Even the Conference Board of Canada says my country “is one of the world’s largest per capita GHG emitters. Canada ranks 15th out of 17 OECD countries on GHG emissions per capita and scores a “D” grade.In 2010, Canada’s GHG emissions were 20.3 tonnes per capita, significantly higher than the 17-country average of 12.5 tonnes per capita. Canada’s per capita GHG emissions were nearly three times greater than Switzerland’s, the top performer.”
The conference board goes on to state that one of the main reasons for the high per capita emissions has been the growth in exports of petroleum, natural gas, and forest products. “These commodities are exported, but the GHG emissions resulting from their production are not,” it says. “Still, there is significant room for Canada to cut GHG emissions by increasing energy efficiency and using lower-emitting technologies.”
Taxpayers subsidize climate change
We, the taxpayers, are subsidizing climate change through energy subsidies. Allowing corporations and national governments to escape paying the full costs of exposing the Earth to the risks of climate disruption is nothing less than planetary socialism, something even the World Bank has realized.
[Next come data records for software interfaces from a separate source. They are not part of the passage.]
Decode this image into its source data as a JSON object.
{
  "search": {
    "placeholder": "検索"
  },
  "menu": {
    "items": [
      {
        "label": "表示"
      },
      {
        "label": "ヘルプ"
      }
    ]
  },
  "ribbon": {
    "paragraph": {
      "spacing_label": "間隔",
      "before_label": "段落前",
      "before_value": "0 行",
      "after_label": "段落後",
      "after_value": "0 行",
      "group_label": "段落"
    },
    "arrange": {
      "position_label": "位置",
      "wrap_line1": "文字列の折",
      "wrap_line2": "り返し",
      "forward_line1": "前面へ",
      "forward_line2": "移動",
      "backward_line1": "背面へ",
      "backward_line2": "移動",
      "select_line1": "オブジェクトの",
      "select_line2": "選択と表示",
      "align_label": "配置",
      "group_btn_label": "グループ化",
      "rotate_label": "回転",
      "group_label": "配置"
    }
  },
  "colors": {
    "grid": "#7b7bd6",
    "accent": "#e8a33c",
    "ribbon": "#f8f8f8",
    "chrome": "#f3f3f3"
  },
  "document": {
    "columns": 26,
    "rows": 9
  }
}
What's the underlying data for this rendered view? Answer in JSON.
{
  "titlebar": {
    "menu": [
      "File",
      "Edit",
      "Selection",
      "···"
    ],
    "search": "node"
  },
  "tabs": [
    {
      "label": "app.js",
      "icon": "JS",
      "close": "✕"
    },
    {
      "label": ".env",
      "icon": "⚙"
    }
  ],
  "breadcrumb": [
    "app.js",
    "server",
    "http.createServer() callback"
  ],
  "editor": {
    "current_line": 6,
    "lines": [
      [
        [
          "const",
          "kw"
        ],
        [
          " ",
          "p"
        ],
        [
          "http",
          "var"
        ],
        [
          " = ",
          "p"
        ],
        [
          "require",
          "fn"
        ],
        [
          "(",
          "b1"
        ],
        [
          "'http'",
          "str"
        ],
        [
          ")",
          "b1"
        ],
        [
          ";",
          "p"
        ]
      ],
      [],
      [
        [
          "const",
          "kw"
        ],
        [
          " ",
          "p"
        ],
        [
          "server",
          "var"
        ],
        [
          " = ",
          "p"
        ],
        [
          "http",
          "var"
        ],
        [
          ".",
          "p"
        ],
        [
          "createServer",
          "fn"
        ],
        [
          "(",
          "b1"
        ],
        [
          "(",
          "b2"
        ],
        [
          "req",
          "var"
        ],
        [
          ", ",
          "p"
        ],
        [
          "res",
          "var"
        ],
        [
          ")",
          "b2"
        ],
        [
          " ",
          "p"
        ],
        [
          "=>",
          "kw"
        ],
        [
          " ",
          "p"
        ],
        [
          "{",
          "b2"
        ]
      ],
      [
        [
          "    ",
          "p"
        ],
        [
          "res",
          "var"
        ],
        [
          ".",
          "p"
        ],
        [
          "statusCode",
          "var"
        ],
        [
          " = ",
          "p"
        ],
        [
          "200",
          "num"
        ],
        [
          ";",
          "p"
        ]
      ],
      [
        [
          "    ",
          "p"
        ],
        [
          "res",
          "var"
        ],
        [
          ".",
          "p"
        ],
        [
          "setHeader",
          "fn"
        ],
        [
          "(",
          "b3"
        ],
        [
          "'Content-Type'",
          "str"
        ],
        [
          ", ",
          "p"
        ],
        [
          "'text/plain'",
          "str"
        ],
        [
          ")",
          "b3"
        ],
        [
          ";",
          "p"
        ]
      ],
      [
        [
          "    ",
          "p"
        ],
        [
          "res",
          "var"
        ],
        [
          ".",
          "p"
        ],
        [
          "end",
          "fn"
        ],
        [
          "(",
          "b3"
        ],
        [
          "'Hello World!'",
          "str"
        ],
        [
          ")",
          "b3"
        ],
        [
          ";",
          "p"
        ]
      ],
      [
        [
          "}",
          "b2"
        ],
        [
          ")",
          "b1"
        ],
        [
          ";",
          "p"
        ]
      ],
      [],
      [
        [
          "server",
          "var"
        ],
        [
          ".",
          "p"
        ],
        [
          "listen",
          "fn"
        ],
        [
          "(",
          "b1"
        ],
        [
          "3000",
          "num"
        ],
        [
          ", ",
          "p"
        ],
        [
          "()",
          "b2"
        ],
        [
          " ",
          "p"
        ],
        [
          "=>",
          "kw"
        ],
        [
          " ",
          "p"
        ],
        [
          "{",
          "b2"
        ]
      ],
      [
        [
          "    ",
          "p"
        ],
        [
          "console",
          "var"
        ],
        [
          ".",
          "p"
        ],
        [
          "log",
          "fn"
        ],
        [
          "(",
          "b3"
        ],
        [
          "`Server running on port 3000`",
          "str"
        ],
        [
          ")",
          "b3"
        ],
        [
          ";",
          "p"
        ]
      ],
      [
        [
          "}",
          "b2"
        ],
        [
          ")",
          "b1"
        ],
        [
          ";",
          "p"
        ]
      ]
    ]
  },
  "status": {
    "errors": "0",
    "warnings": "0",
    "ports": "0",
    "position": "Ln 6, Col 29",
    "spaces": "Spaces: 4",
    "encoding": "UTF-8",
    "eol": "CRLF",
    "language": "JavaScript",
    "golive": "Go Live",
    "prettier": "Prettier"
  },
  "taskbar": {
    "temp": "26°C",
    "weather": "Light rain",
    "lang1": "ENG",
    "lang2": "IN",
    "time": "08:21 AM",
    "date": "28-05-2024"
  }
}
The Guardian reports that John Podesta – a trusted advisor to both Barack Obama and Hillary Clinton – believes Canada must do more to compensate for its exploitation of the tar sands ahead of a critical December conference in Paris aimed at reaching an international agreement to fight climate change.
“I think that there is a CO2 premium on oil that is coming out of the oil sands and I think that has to be offset through other policies that they need to implement, or else that is a strategy that is likely to result in excessive emissions,” Podesta said.
Environment Minister Leona Agglukaq said the detailed target is “fair and ambitious” but I and many other Canadians think it is pitiful and unachievable without a nationally implemented carbon fee and dividend and strong policies that move our country toward a zero carbon economy.
My country can do better – immensely better. Pope Francis in Rome wants us to shepherd the world to a healthier future. How long are we going to wait to elect Canadian politicians willing and able to do that?
Michael Jessen is a Nelson-based sustainability consultant and a member of the Citizens’ Climate Lobby. He can be reached by email at firstname.lastname@example.org